Activity: Report back every line below that carries the word "JSON".

Dataset:

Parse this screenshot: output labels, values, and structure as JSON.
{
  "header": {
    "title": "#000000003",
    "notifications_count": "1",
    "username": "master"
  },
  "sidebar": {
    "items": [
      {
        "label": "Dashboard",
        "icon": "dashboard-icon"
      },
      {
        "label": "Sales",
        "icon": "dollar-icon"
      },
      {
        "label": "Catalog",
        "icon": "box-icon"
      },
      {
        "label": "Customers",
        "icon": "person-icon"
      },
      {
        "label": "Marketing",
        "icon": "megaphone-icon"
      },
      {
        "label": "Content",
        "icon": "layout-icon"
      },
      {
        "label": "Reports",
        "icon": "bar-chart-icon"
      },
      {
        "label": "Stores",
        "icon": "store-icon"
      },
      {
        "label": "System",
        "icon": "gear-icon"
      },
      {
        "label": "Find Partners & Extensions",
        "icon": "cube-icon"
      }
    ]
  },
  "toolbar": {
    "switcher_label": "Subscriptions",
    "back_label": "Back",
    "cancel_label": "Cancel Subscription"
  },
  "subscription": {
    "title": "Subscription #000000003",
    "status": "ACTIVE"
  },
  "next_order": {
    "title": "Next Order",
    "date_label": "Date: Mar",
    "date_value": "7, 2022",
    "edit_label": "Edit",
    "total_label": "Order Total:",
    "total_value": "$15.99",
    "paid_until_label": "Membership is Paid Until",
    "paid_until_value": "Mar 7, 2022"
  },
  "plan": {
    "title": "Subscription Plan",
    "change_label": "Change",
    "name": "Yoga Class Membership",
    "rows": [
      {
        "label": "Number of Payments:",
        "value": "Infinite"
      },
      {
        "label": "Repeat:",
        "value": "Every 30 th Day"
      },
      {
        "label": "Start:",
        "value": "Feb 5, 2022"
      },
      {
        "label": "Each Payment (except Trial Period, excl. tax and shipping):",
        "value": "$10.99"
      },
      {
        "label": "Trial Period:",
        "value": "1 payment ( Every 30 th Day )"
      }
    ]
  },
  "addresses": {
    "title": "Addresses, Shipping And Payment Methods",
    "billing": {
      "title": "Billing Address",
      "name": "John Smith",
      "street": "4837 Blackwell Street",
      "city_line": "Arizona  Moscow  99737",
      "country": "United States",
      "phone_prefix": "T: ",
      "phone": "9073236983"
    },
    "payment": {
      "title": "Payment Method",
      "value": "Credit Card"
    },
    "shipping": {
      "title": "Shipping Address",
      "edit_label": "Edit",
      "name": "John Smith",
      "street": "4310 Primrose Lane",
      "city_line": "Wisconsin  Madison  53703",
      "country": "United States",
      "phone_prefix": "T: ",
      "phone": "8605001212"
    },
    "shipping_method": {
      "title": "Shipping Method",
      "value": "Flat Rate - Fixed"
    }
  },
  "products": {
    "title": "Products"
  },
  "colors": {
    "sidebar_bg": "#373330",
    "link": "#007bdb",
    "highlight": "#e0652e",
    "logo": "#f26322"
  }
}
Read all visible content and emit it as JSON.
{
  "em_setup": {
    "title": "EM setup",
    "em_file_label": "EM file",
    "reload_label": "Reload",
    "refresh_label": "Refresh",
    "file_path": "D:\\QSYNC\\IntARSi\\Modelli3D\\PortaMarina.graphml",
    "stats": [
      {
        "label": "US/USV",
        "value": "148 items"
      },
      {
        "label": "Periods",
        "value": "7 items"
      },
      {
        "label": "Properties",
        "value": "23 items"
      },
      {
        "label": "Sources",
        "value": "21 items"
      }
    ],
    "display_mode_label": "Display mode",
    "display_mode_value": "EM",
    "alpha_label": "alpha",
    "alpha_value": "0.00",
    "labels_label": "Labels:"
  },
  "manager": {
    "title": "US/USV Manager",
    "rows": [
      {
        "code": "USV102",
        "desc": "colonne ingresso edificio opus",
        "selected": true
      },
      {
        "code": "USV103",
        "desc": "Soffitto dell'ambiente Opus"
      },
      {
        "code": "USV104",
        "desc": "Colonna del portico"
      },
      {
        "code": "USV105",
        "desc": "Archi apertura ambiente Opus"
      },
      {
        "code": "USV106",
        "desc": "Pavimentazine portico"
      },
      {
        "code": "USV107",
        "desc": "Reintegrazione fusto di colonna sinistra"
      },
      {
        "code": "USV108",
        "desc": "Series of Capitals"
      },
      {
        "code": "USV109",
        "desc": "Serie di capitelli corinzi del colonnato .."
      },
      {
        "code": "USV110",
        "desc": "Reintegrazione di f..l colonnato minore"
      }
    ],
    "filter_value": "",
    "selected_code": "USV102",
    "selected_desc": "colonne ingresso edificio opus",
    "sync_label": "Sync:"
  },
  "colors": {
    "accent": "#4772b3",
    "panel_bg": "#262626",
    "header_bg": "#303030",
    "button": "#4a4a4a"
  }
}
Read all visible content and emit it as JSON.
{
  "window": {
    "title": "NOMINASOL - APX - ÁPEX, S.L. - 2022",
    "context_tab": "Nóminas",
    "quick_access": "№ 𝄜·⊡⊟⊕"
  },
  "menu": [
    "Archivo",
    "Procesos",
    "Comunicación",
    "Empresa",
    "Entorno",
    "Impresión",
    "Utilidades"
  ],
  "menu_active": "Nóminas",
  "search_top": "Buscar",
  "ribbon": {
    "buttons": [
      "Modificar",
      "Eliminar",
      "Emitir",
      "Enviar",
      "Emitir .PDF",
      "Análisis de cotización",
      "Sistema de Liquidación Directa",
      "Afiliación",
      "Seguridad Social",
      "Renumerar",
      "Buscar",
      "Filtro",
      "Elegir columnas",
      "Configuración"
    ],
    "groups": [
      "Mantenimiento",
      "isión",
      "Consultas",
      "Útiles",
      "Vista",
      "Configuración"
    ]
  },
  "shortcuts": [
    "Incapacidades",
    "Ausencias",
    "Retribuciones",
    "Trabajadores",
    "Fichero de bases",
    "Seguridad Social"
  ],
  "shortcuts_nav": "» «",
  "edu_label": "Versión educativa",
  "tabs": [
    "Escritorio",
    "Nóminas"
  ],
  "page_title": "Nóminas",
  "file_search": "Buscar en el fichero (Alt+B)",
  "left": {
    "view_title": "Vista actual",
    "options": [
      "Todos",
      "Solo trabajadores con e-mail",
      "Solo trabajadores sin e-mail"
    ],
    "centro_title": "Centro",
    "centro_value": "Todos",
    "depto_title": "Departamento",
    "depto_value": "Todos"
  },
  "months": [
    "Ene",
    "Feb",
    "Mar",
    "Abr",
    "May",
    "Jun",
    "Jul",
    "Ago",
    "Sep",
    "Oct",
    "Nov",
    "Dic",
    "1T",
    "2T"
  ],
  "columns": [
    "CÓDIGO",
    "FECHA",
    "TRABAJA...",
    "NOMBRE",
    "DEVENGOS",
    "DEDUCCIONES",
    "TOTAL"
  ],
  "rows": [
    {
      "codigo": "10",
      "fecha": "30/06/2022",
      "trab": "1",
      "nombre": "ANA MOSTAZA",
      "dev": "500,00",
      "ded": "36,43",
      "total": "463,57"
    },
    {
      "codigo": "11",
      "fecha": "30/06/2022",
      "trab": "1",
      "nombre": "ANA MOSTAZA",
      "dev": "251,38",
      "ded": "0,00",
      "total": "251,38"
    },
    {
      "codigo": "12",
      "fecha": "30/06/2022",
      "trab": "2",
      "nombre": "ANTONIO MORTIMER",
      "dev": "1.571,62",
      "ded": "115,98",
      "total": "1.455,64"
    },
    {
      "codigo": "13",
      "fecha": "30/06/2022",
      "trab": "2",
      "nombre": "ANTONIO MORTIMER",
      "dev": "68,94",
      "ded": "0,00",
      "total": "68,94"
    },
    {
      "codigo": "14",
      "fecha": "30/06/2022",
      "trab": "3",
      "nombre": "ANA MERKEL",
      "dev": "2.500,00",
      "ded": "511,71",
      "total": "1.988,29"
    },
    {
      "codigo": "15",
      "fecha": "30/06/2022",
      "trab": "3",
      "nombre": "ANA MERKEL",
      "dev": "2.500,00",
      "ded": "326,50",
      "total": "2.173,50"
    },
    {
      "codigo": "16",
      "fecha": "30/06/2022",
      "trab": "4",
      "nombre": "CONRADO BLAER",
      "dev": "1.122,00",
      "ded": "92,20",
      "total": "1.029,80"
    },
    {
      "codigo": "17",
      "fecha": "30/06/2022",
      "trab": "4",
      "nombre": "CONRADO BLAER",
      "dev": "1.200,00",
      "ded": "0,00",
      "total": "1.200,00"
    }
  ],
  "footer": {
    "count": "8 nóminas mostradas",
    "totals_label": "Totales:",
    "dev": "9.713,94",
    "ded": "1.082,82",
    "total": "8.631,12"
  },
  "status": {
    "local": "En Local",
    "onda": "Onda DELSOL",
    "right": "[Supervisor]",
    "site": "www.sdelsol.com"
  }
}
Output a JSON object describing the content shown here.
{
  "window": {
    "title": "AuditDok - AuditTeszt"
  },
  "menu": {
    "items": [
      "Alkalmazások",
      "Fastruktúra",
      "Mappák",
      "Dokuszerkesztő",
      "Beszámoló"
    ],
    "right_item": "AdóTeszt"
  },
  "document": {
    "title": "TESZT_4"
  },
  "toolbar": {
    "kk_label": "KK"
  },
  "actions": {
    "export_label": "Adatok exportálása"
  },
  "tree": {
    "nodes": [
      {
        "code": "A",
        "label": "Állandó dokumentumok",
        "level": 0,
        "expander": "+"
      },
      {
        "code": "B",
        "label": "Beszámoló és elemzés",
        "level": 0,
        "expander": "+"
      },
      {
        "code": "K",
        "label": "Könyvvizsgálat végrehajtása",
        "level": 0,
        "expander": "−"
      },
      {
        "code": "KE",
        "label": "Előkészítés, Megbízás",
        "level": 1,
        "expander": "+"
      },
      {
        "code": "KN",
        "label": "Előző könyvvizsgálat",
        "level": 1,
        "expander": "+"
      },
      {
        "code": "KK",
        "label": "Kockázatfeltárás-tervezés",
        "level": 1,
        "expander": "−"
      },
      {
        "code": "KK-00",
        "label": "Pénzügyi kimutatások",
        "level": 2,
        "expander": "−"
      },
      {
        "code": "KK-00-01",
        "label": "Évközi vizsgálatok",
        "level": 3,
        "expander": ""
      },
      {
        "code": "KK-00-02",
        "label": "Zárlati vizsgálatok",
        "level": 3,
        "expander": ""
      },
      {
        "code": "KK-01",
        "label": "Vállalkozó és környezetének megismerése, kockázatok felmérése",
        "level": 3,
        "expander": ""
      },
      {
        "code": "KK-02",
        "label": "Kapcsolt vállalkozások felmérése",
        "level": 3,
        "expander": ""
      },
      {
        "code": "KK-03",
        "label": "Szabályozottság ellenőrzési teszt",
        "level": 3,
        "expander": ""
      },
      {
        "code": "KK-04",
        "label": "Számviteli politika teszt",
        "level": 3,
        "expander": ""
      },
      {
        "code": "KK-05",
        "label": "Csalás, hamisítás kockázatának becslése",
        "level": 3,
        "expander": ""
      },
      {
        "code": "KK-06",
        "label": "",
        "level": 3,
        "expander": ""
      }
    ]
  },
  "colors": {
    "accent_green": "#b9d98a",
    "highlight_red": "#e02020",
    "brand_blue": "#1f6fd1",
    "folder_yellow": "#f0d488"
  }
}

Completed exercise:
Parse this screenshot: output labels, values, and structure as JSON.
Read all visible content and emit it as JSON.
Read all visible content and emit it as JSON.
Output a JSON object describing the content shown here.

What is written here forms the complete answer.